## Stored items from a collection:
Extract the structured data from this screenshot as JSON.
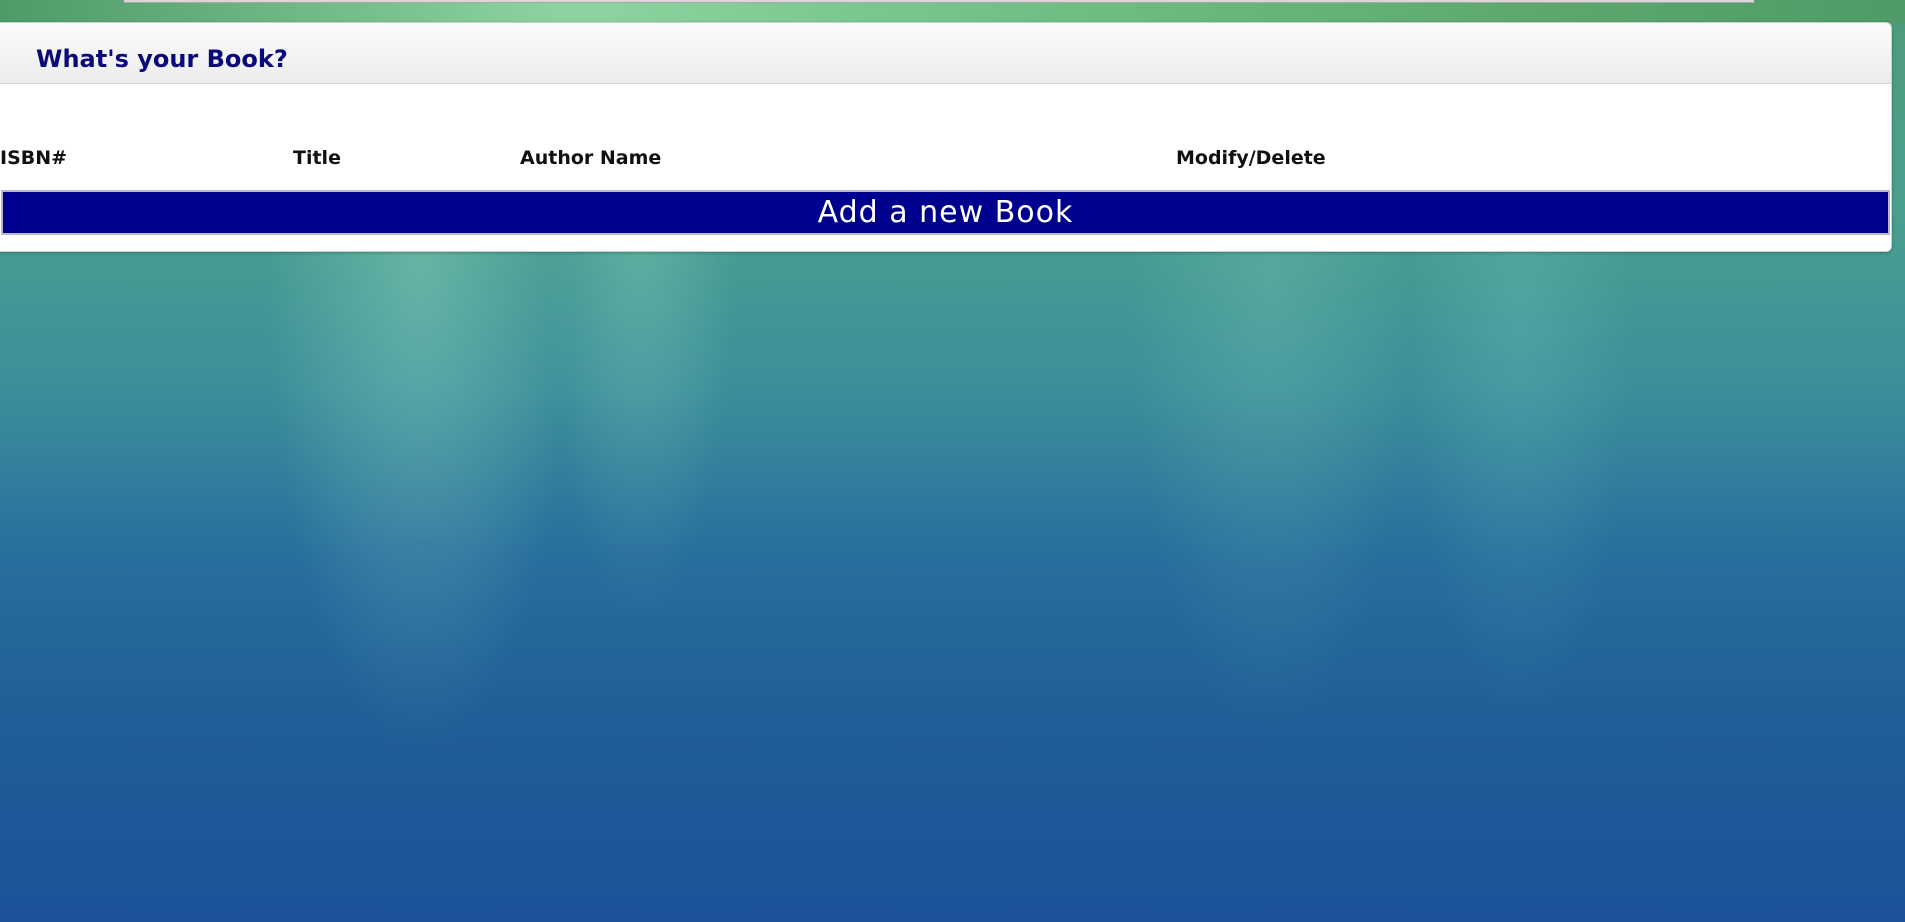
{
  "page": {
    "title": "What's your Book?"
  },
  "table": {
    "columns": [
      "ISBN#",
      "Title",
      "Author Name",
      "Modify/Delete"
    ],
    "rows": []
  },
  "actions": {
    "add_book_label": "Add a new Book"
  },
  "colors": {
    "title": "#0a0a78",
    "button_background": "#00008f",
    "button_text": "#ffffff"
  }
}
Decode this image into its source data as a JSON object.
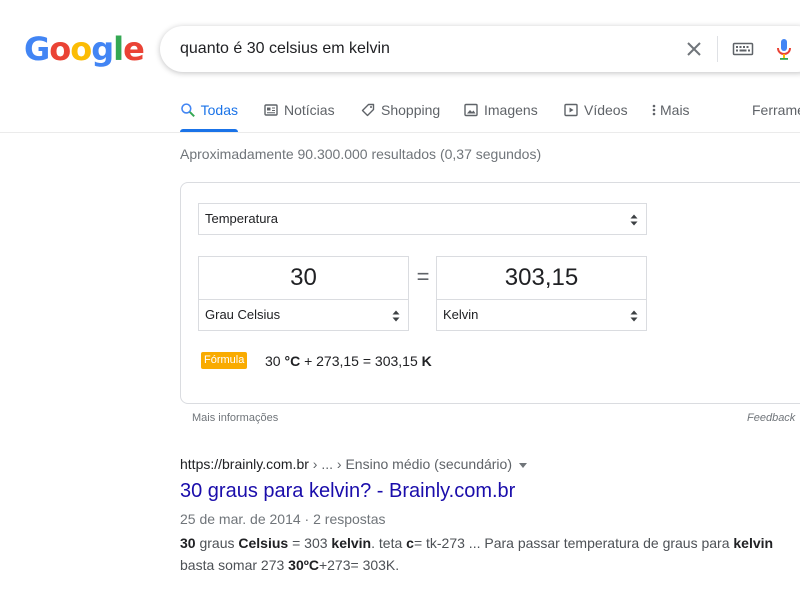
{
  "logo": {
    "letters": [
      "G",
      "o",
      "o",
      "g",
      "l",
      "e"
    ]
  },
  "search": {
    "query": "quanto é 30 celsius em kelvin"
  },
  "tabs": [
    {
      "label": "Todas",
      "icon": "search-icon"
    },
    {
      "label": "Notícias",
      "icon": "news-icon"
    },
    {
      "label": "Shopping",
      "icon": "tag-icon"
    },
    {
      "label": "Imagens",
      "icon": "image-icon"
    },
    {
      "label": "Vídeos",
      "icon": "video-icon"
    },
    {
      "label": "Mais",
      "icon": "more-vert-icon"
    },
    {
      "label": "Ferramentas"
    }
  ],
  "stats": "Aproximadamente 90.300.000 resultados (0,37 segundos)",
  "converter": {
    "unit_type": "Temperatura",
    "from_value": "30",
    "to_value": "303,15",
    "from_unit": "Grau Celsius",
    "to_unit": "Kelvin",
    "equals": "=",
    "formula_label": "Fórmula",
    "formula": {
      "a": "30 ",
      "a_unit": "°C",
      "b": " + 273,15 = 303,15 ",
      "b_unit": "K"
    }
  },
  "more_info": "Mais informações",
  "feedback": "Feedback",
  "result": {
    "url": "https://brainly.com.br",
    "breadcrumbs": " › ... › Ensino médio (secundário)",
    "title": "30 graus para kelvin? - Brainly.com.br",
    "date": "25 de mar. de 2014",
    "sep": " · ",
    "answers": "2 respostas",
    "snippet": [
      {
        "t": "30",
        "b": true
      },
      {
        "t": " graus ",
        "b": false
      },
      {
        "t": "Celsius",
        "b": true
      },
      {
        "t": " = 303 ",
        "b": false
      },
      {
        "t": "kelvin",
        "b": true
      },
      {
        "t": ". teta ",
        "b": false
      },
      {
        "t": "c",
        "b": true
      },
      {
        "t": "= tk-273 ... Para passar temperatura de graus para ",
        "b": false
      },
      {
        "t": "kelvin",
        "b": true
      },
      {
        "t": " basta somar 273 ",
        "b": false
      },
      {
        "t": "30ºC",
        "b": true
      },
      {
        "t": "+273= 303K.",
        "b": false
      }
    ]
  },
  "colors": {
    "accent": "#1a73e8",
    "link": "#1a0dab",
    "formula_badge": "#f9ab00"
  }
}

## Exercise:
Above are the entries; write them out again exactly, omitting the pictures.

## Response to the task:
Extract the structured data from this screenshot as JSON.
{
  "page": {
    "title": "What's your Book?"
  },
  "table": {
    "columns": [
      "ISBN#",
      "Title",
      "Author Name",
      "Modify/Delete"
    ],
    "rows": []
  },
  "actions": {
    "add_book_label": "Add a new Book"
  },
  "colors": {
    "title": "#0a0a78",
    "button_background": "#00008f",
    "button_text": "#ffffff"
  }
}
Decode this image into its source data as a JSON object.
{
  "logo": {
    "letters": [
      "G",
      "o",
      "o",
      "g",
      "l",
      "e"
    ]
  },
  "search": {
    "query": "quanto é 30 celsius em kelvin"
  },
  "tabs": [
    {
      "label": "Todas",
      "icon": "search-icon"
    },
    {
      "label": "Notícias",
      "icon": "news-icon"
    },
    {
      "label": "Shopping",
      "icon": "tag-icon"
    },
    {
      "label": "Imagens",
      "icon": "image-icon"
    },
    {
      "label": "Vídeos",
      "icon": "video-icon"
    },
    {
      "label": "Mais",
      "icon": "more-vert-icon"
    },
    {
      "label": "Ferramentas"
    }
  ],
  "stats": "Aproximadamente 90.300.000 resultados (0,37 segundos)",
  "converter": {
    "unit_type": "Temperatura",
    "from_value": "30",
    "to_value": "303,15",
    "from_unit": "Grau Celsius",
    "to_unit": "Kelvin",
    "equals": "=",
    "formula_label": "Fórmula",
    "formula": {
      "a": "30 ",
      "a_unit": "°C",
      "b": " + 273,15 = 303,15 ",
      "b_unit": "K"
    }
  },
  "more_info": "Mais informações",
  "feedback": "Feedback",
  "result": {
    "url": "https://brainly.com.br",
    "breadcrumbs": " › ... › Ensino médio (secundário)",
    "title": "30 graus para kelvin? - Brainly.com.br",
    "date": "25 de mar. de 2014",
    "sep": " · ",
    "answers": "2 respostas",
    "snippet": [
      {
        "t": "30",
        "b": true
      },
      {
        "t": " graus ",
        "b": false
      },
      {
        "t": "Celsius",
        "b": true
      },
      {
        "t": " = 303 ",
        "b": false
      },
      {
        "t": "kelvin",
        "b": true
      },
      {
        "t": ". teta ",
        "b": false
      },
      {
        "t": "c",
        "b": true
      },
      {
        "t": "= tk-273 ... Para passar temperatura de graus para ",
        "b": false
      },
      {
        "t": "kelvin",
        "b": true
      },
      {
        "t": " basta somar 273 ",
        "b": false
      },
      {
        "t": "30ºC",
        "b": true
      },
      {
        "t": "+273= 303K.",
        "b": false
      }
    ]
  },
  "colors": {
    "accent": "#1a73e8",
    "link": "#1a0dab",
    "formula_badge": "#f9ab00"
  }
}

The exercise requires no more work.